Why You Should Book Your Thanksgiving Flights Two Months in Advance

iStock
iStock

If you're planning to head home for Thanksgiving this year, you'd better book your flights quickly. As Condé Nast Traveler points out, there's a small window when holiday airfare is at its cheapest, and once that window closes, prices start to soar.

Google analyzed price trends from this year and last year to help travelers figure out the best time to book their flights. While pricing varies depending on where you live and the exact dates you want to fly, early September is generally "the sweet spot for booking your Thanksgiving travel," Thijs van As, product manager for Google Flights, tells Condé Nast Traveler.

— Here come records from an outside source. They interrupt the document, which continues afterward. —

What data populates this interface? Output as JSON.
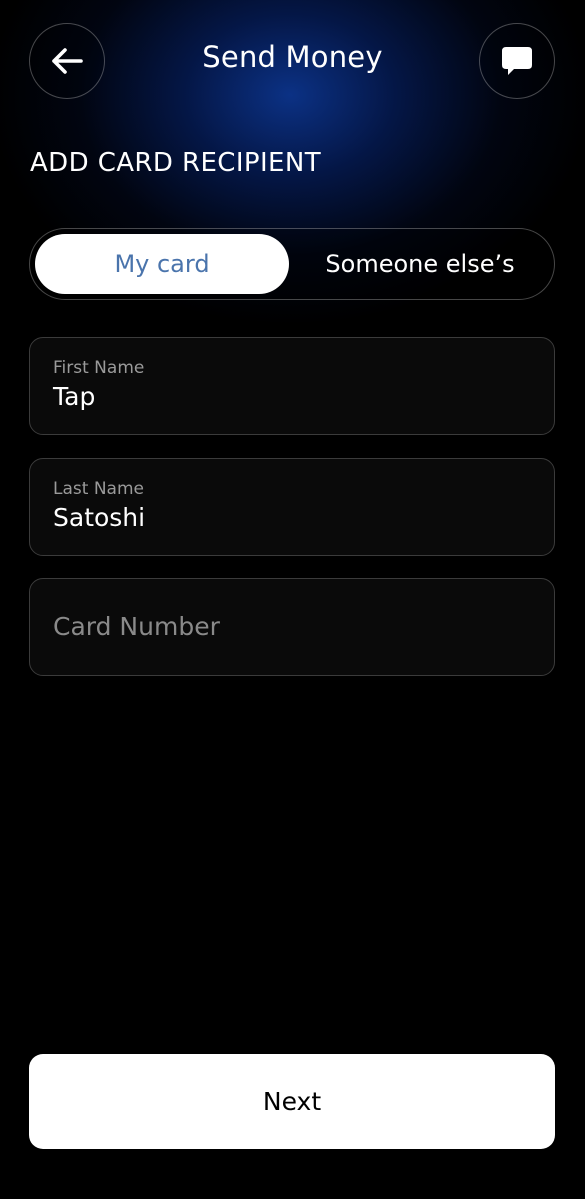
{
  "header": {
    "title": "Send Money",
    "back_icon": "arrow-left-icon",
    "chat_icon": "chat-bubble-icon"
  },
  "section": {
    "heading": "ADD CARD RECIPIENT"
  },
  "toggle": {
    "options": [
      "My card",
      "Someone else’s"
    ],
    "selected": "My card",
    "active_text_color": "#4a74ac"
  },
  "form": {
    "first_name": {
      "label": "First Name",
      "value": "Tap"
    },
    "last_name": {
      "label": "Last Name",
      "value": "Satoshi"
    },
    "card_number": {
      "placeholder": "Card Number",
      "value": ""
    }
  },
  "footer": {
    "next_label": "Next"
  },
  "colors": {
    "background": "#000000",
    "accent_glow": "#0c348c",
    "button_bg": "#ffffff"
  }
}
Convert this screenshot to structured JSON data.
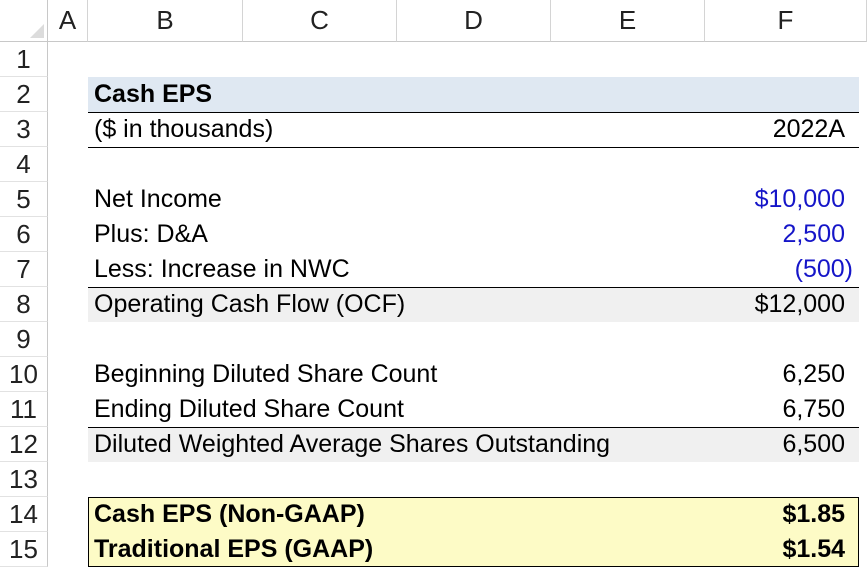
{
  "columns": [
    "A",
    "B",
    "C",
    "D",
    "E",
    "F"
  ],
  "rows": [
    "1",
    "2",
    "3",
    "4",
    "5",
    "6",
    "7",
    "8",
    "9",
    "10",
    "11",
    "12",
    "13",
    "14",
    "15"
  ],
  "model": {
    "title": "Cash EPS",
    "units": "($ in thousands)",
    "period": "2022A",
    "net_income_label": "Net Income",
    "net_income_value": "$10,000",
    "da_label": "Plus: D&A",
    "da_value": "2,500",
    "nwc_label": "Less: Increase in NWC",
    "nwc_value": "(500)",
    "ocf_label": "Operating Cash Flow (OCF)",
    "ocf_value": "$12,000",
    "beg_shares_label": "Beginning Diluted Share Count",
    "beg_shares_value": "6,250",
    "end_shares_label": "Ending Diluted Share Count",
    "end_shares_value": "6,750",
    "wavg_label": "Diluted Weighted Average Shares Outstanding",
    "wavg_value": "6,500",
    "cash_eps_label": "Cash EPS (Non-GAAP)",
    "cash_eps_value": "$1.85",
    "trad_eps_label": "Traditional EPS (GAAP)",
    "trad_eps_value": "$1.54"
  },
  "colors": {
    "input_blue": "#1515c8",
    "title_band": "#dfe8f2",
    "total_band": "#f0f0f0",
    "result_band": "#fdfbc6"
  }
}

To illustrate this point, Google's Flight Price Trends tool includes a graph showing how flight prices fluctuate depending on when they're purchased. If you live in one of the major origin cities that Google included in the tool—Chicago, Los Angeles, San Francisco, New York, or Washington, D.C.—you can head to the website and see for yourself when you should snag a plane seat.

A separate Google tool for mobile devices, called Thanksgiving Prices, provides additional information on whether airfare prices are "low," "typical," or "high," and whether they're expected to go up.

Last year, Thanksgiving flights were cheapest when purchased around mid-September, according to Patrick Surry, chief data scientist for the price-tracker app Hopper. And the longer you wait, the more you'll have to pay.

"If you wait until early November, it will cost you about $2 per day you wait," Surry tells CNBC. "In the final two weeks leading up to Thanksgiving, prices begin spiking by $5 per day."

[h/t Condé Nast Traveler]

Friday’s Best Amazon Deals Include Digital Projectors, Ugly Christmas Sweaters, and Speakers

Amazon
Amazon
As a recurring feature, our team combs the web and shares some amazing Amazon deals we’ve turned up. Here’s what caught our eye today, December 4. Mental Floss has affiliate relationships with certain retailers, including Amazon, and may receive a small percentage of any sale. But we only get commission on items you buy and don’t return, so we’re only happy if you’re happy. Good luck deal hunting!

Google Is Tracking Everything You Do With Its ‘Smart’ Features—Here’s How to Make That Stop

Maybe you don't want Google seeing how many exclamation points you use in your emails.
Maybe you don't want Google seeing how many exclamation points you use in your emails.
Taryn Elliott, Pexels

Since we don’t all have personal assistants to draft emails and update our calendars, Google has tried to fill the void with ‘smart’ features across Gmail, Google Chat, and Google Meet. These automatic processes cover everything from email filtering and predictive text to notifications about upcoming bills and travel itineraries. But such personalized assistance requires a certain amount of personal data.

For example, to suggest email replies that match what you’d choose to write on your own—or remind you about important emails you’ve yet to reply to—Google needs to know quite a bit about how you write and what you consider important. And that involves tracking your actions when using Google services.

For some people, Google’s helpful hints might save enough time and energy to justify giving up full privacy. If you’re not one of them, here’s how to disable the ‘smart’ features.

As Simplemost explains, first open Gmail and click the gear icon (settings) in the upper right corner of the page. Select ‘See all settings,’ which should default to the ‘General’ tab. Next to ‘Smart Compose,’ ‘Smart Compose personalization,’ and ‘Smart Reply,’ choose the ‘Off’ options. Next to ‘Nudges,’ uncheck both boxes (which will stop suggestions about what emails you should answer or follow up on). Then, switch from the ‘General’ tab to ‘Inbox’ and scroll down to ‘Importance markers.’ Choose ‘No markers’ and ‘Don’t use my past actions to predict which messages are important.’

Seeing these settings might make you wonder what other information you’ve unwittingly given Google access to. Fortunately, there’s a pretty easy way to customize it. If you open the ‘Accounts’ tab (beside ‘Inbox’) and choose ‘Google Account settings,’ there’s an option to ‘Take the Privacy Checkup.’ That service will walk you through all the privacy settings, including activity tracking on Google sites, ad personalization, and more.

[h/t Simplemost]